* Activity: What you return must match the listing below line for line, minus its pictures.

* Exercise materials:
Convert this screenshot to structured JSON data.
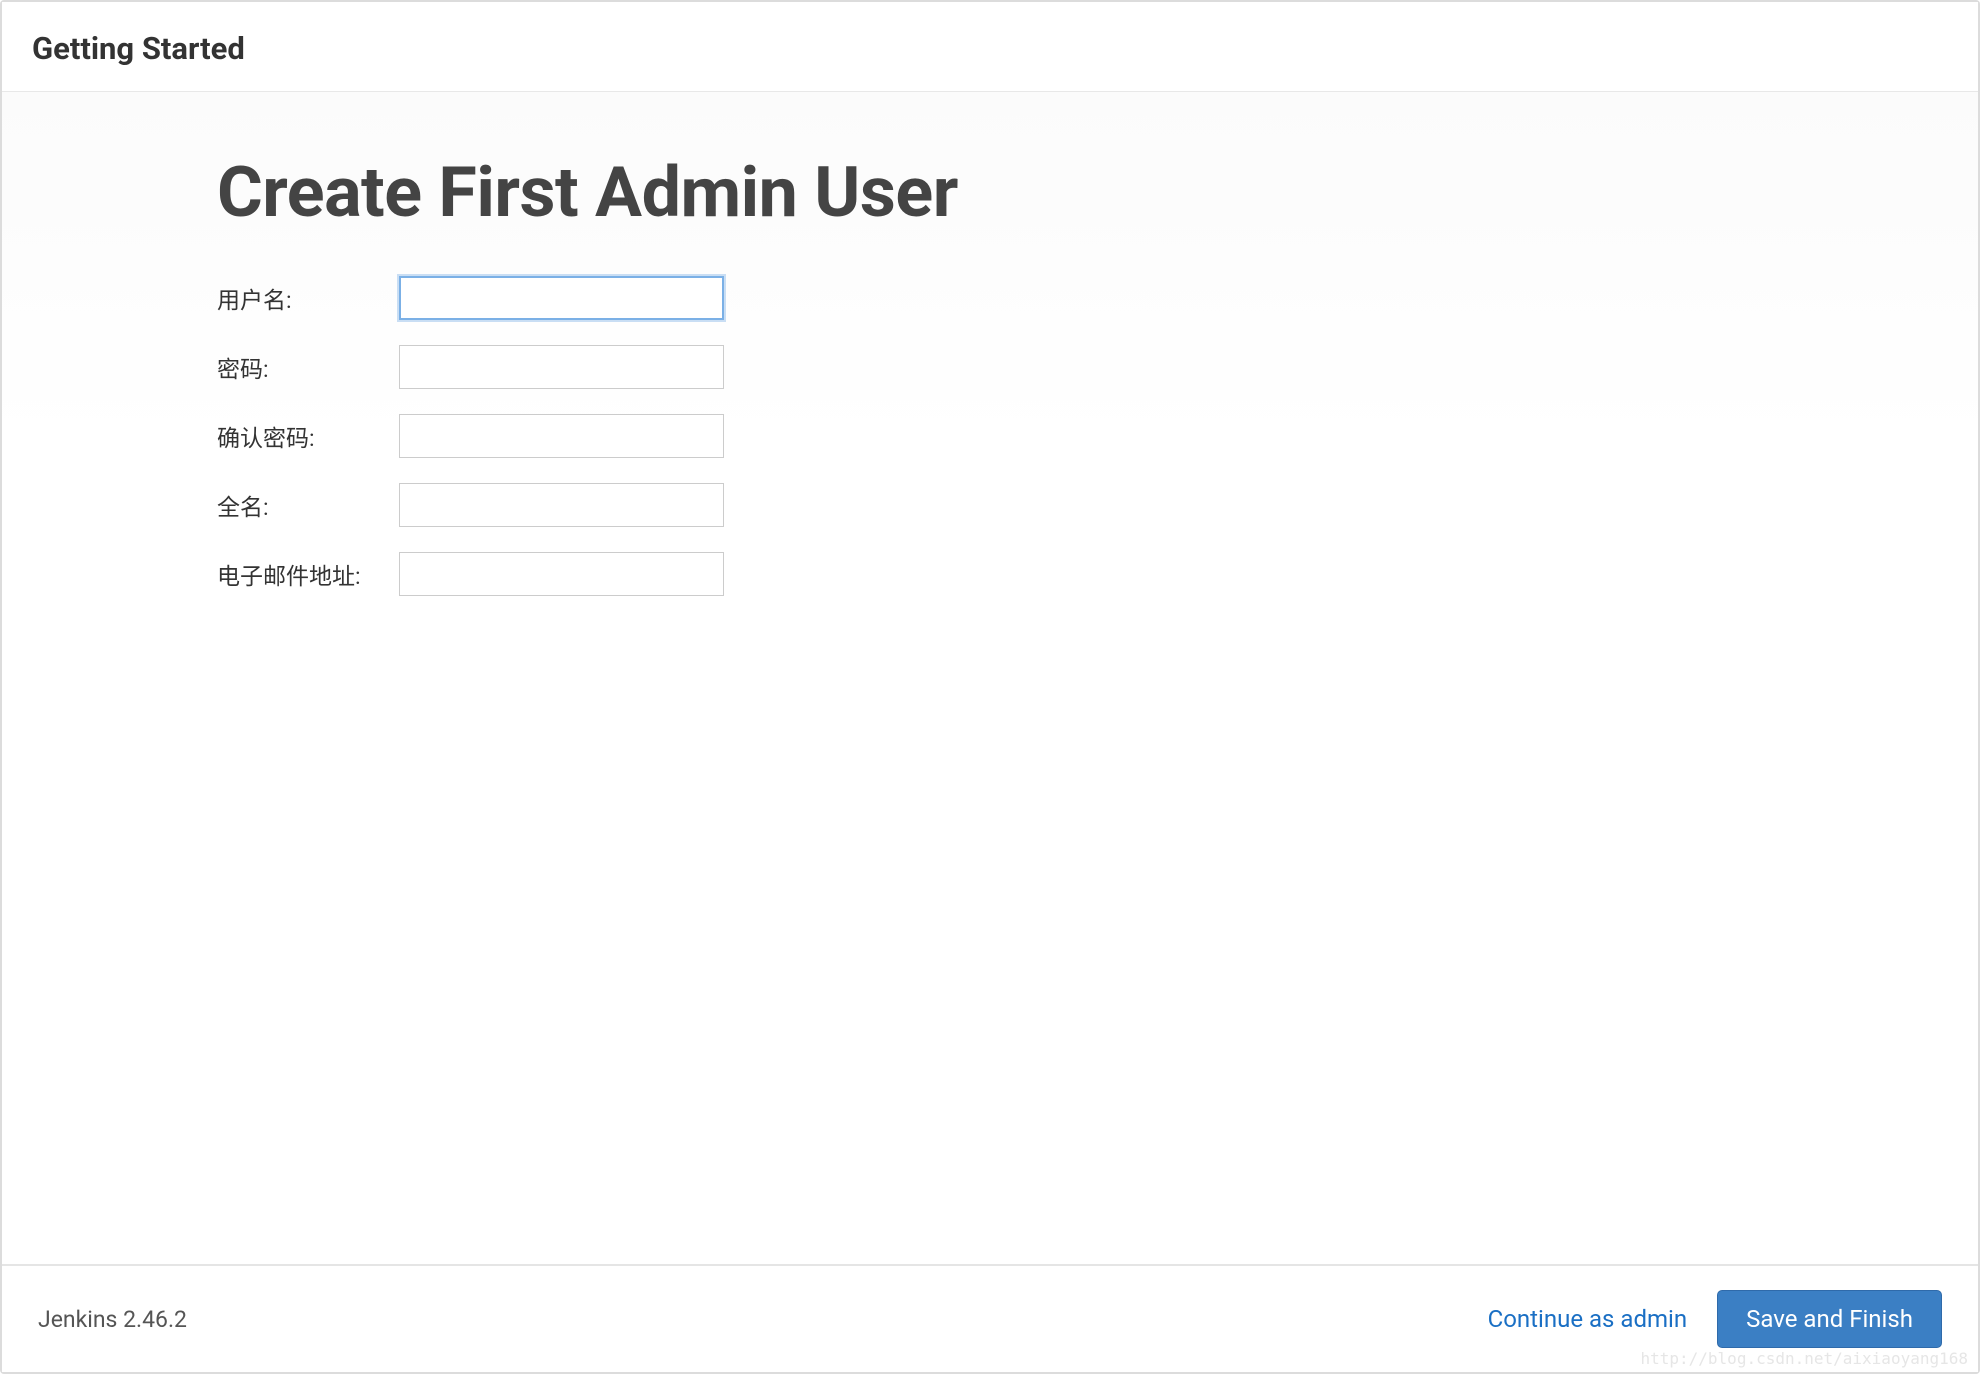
{
  "header": {
    "title": "Getting Started"
  },
  "main": {
    "title": "Create First Admin User",
    "fields": {
      "username": {
        "label": "用户名:",
        "value": ""
      },
      "password": {
        "label": "密码:",
        "value": ""
      },
      "confirm_password": {
        "label": "确认密码:",
        "value": ""
      },
      "fullname": {
        "label": "全名:",
        "value": ""
      },
      "email": {
        "label": "电子邮件地址:",
        "value": ""
      }
    }
  },
  "footer": {
    "version": "Jenkins 2.46.2",
    "continue_label": "Continue as admin",
    "save_label": "Save and Finish"
  },
  "watermark": "http://blog.csdn.net/aixiaoyang168"
}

* Answer to this task:
Convert this screenshot to structured JSON data.
{
  "header": {
    "title": "Getting Started"
  },
  "main": {
    "title": "Create First Admin User",
    "fields": {
      "username": {
        "label": "用户名:",
        "value": ""
      },
      "password": {
        "label": "密码:",
        "value": ""
      },
      "confirm_password": {
        "label": "确认密码:",
        "value": ""
      },
      "fullname": {
        "label": "全名:",
        "value": ""
      },
      "email": {
        "label": "电子邮件地址:",
        "value": ""
      }
    }
  },
  "footer": {
    "version": "Jenkins 2.46.2",
    "continue_label": "Continue as admin",
    "save_label": "Save and Finish"
  },
  "watermark": "http://blog.csdn.net/aixiaoyang168"
}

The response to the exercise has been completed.